Can a team play as bad as the Bucs just did and still be called elite?
You probably think you've seen this game before. Around here, it's practically a badge of honor. There was the embarrassment against the Packers in 1983. And the Eagles in '88. There were beatdowns by the Jets and Lions, along with curb-stompings by the Falcons and Bears. You're not a true Buccaneers fan if you haven't hidden beneath the covers on multiple Monday mornings.

But here's the thing: Back then, the guys running the huddle were named Jack Thompson and Steve DeBerg. Chris Chandler and Craig Erickson. For heaven's sakes, Josh Johnson and Luke McCown were the quarterbacks once upon a time. Not Tom Brady.

And back then, the Bucs were a national joke. A team that was already planning for the draft before the Halloween decorations came down. This franchise once went 12 consecutive seasons with 10 or more losses. They weren't Super Bowl contenders.

In your heart, and your craw too, you know this one is different. This might be the most embarrassing loss for a franchise that invented humiliation. This was shocking, disappointing and, if you're the pessimistic sort, eye-opening. The Bucs were beaten 38-3 by the Saints in prime time Sunday night, and I'm not joking when I say the game wasn't that close. "We couldn't make a play to save our lives," said linebacker Shaquil Barrett.

This has you re-thinking everything you once believed. For the past week or two, you couldn't turn on ESPN without hearing someone talking about the Bucs as the NFC's best bet to reach the Super Bowl. They were hot. They were trendy. They were a fantasy team unto themselves. But they've had consecutive stinkers against the Saints, and that can't be ignored.

It doesn't mean the Bucs are not a good team. They are 6-3 and probably heading for an 11-win season. Better days are around the corner, and the playoffs are up the road. But you already knew the Bucs were good. The hope was that they were something special. That they were ready to play among the elite.

Now, it's worth pondering whether the Bucs have been fattening up against weak-to-middling competition. Yes, they beat the Packers. That's a quality victory. But they've lost twice to the Saints and once to the Bears. The next-best line on the resume is beating a mediocre Raiders team. "That's how you're usually judged," coach Bruce Arians said. "We were pretty good against Green Bay and really poor against New Orleans."
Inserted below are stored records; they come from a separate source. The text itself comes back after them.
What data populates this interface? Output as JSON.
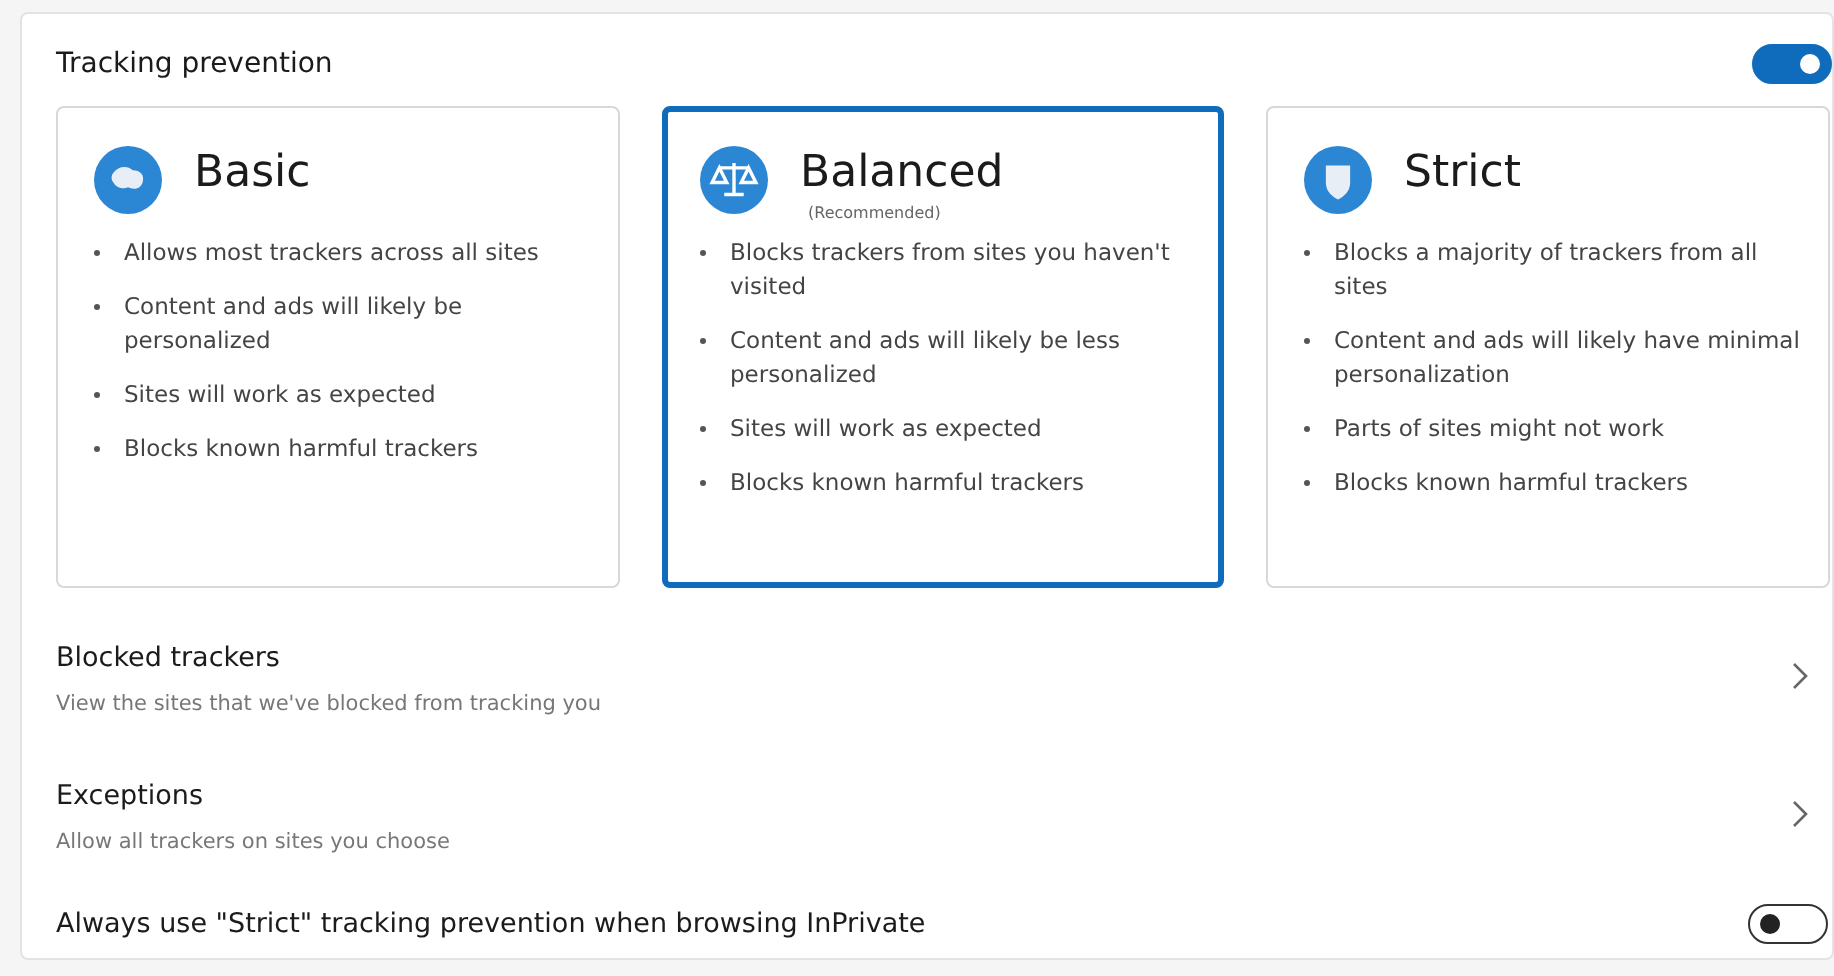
{
  "section": {
    "title": "Tracking prevention",
    "on": true
  },
  "cards": [
    {
      "title": "Basic",
      "selected": false,
      "bullets": [
        "Allows most trackers across all sites",
        "Content and ads will likely be personalized",
        "Sites will work as expected",
        "Blocks known harmful trackers"
      ]
    },
    {
      "title": "Balanced",
      "subtitle": "(Recommended)",
      "selected": true,
      "bullets": [
        "Blocks trackers from sites you haven't visited",
        "Content and ads will likely be less personalized",
        "Sites will work as expected",
        "Blocks known harmful trackers"
      ]
    },
    {
      "title": "Strict",
      "selected": false,
      "bullets": [
        "Blocks a majority of trackers from all sites",
        "Content and ads will likely have minimal personalization",
        "Parts of sites might not work",
        "Blocks known harmful trackers"
      ]
    }
  ],
  "links": [
    {
      "title": "Blocked trackers",
      "description": "View the sites that we've blocked from tracking you"
    },
    {
      "title": "Exceptions",
      "description": "Allow all trackers on sites you choose"
    }
  ],
  "inprivate": {
    "label": "Always use \"Strict\" tracking prevention when browsing InPrivate",
    "on": false
  }
}
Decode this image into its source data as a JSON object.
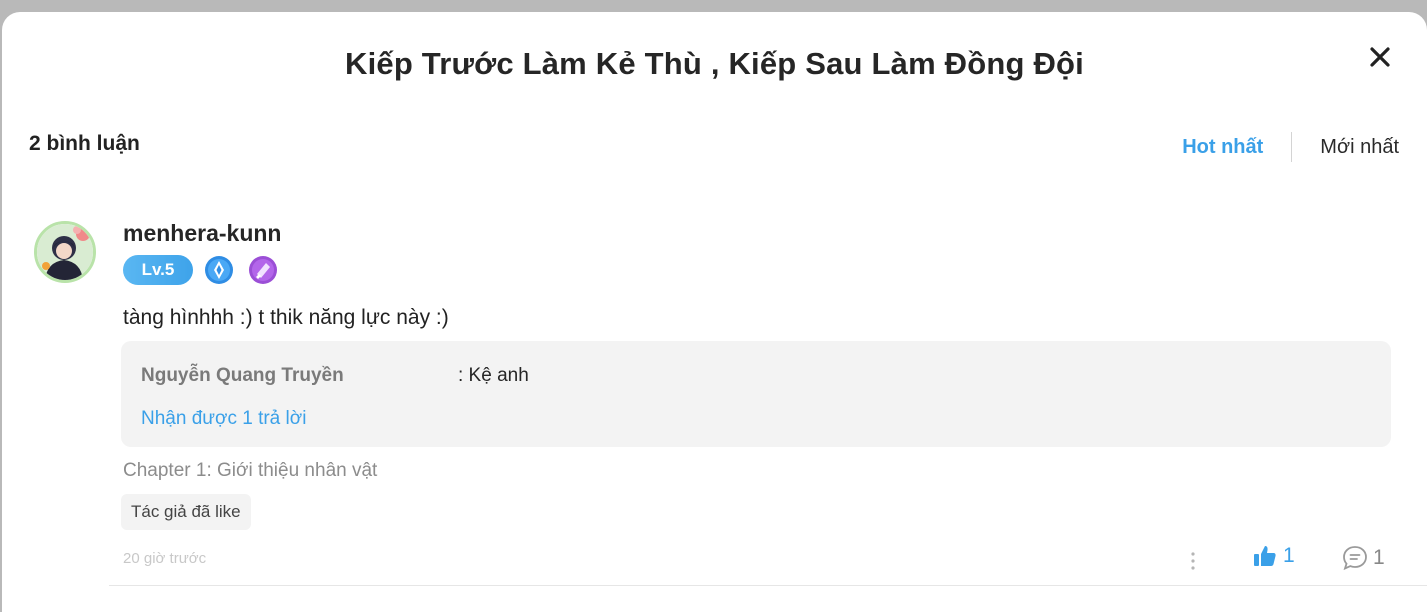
{
  "modal": {
    "title": "Kiếp Trước Làm Kẻ Thù , Kiếp Sau Làm Đồng Đội"
  },
  "comments_header": {
    "count_label": "2 bình luận",
    "sort_hot": "Hot nhất",
    "sort_newest": "Mới nhất"
  },
  "comment": {
    "username": "menhera-kunn",
    "level": "Lv.5",
    "text": "tàng hìnhhh :) t thik năng lực này :)",
    "reply_preview": {
      "author": "Nguyễn Quang Truyền",
      "text": ": Kệ anh",
      "replies_label": "Nhận được 1 trả lời"
    },
    "chapter": "Chapter 1: Giới thiệu nhân vật",
    "author_liked": "Tác giả đã like",
    "timestamp": "20 giờ trước",
    "like_count": "1",
    "reply_count": "1"
  },
  "colors": {
    "accent": "#3aa0e8",
    "badge_blue": "#2f8de4",
    "badge_purple": "#9b4fd6"
  },
  "icons": [
    "close-icon",
    "verified-badge-icon",
    "purple-badge-icon",
    "more-vertical-icon",
    "thumbs-up-icon",
    "comment-icon"
  ]
}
Which is also a pretty good description of Brady's season. He's been as hot as any quarterback in the league lately but has been outplayed by Drew Brees twice in a span of 57 days. Early in the second quarter, Brady became the first quarterback in Tampa Bay history to throw 200 consecutive passes without an interception. He promptly went on to throw three interceptions in his next 27 attempts. If you count the guys who caught Brady's picks, the Saints had 15 different players with receptions.

The 35-point margin also wound up as the most lopsided of Brady's career, which sounds even worse when you realize George Seifert, Jim Mora and Bobby Ross were still coaching when he broke into the NFL. "It's not about predicting the future. I'm not here to say this is what we're going to do based on losing one game," Brady said. "We're going to get back to work and try to do a lot better next week. We've got to win one game. We're 6-3. I wish we were a lot better than that. But this is where we're at."

So forget about the NFC South for now. Barring a New Orleans collapse, it's probably no longer in Tampa Bay's sights. Instead, the Bucs need to figure out who they are. Is this the offense that looked unstoppable with 83 points in back-to-back weeks against the Packers and Raiders? Is this the defense that was producing a splash play every few minutes in October? Or is this a team that struggles to adjust once an opponent introduces a few wrinkles?

You can make an argument that this was the most disturbing loss a good Tampa Bay team has ever had, but that doesn't mean it has to define who the Buccaneers are. There's still plenty of time to write a happy ending for the 2020 season. The Bucs are still fabulously talented on both sides of the ball, and they're still in good shape for the postseason picture. Where they go from here is up to them.

John Romano, Tampa Bay Times, published 9 November 2020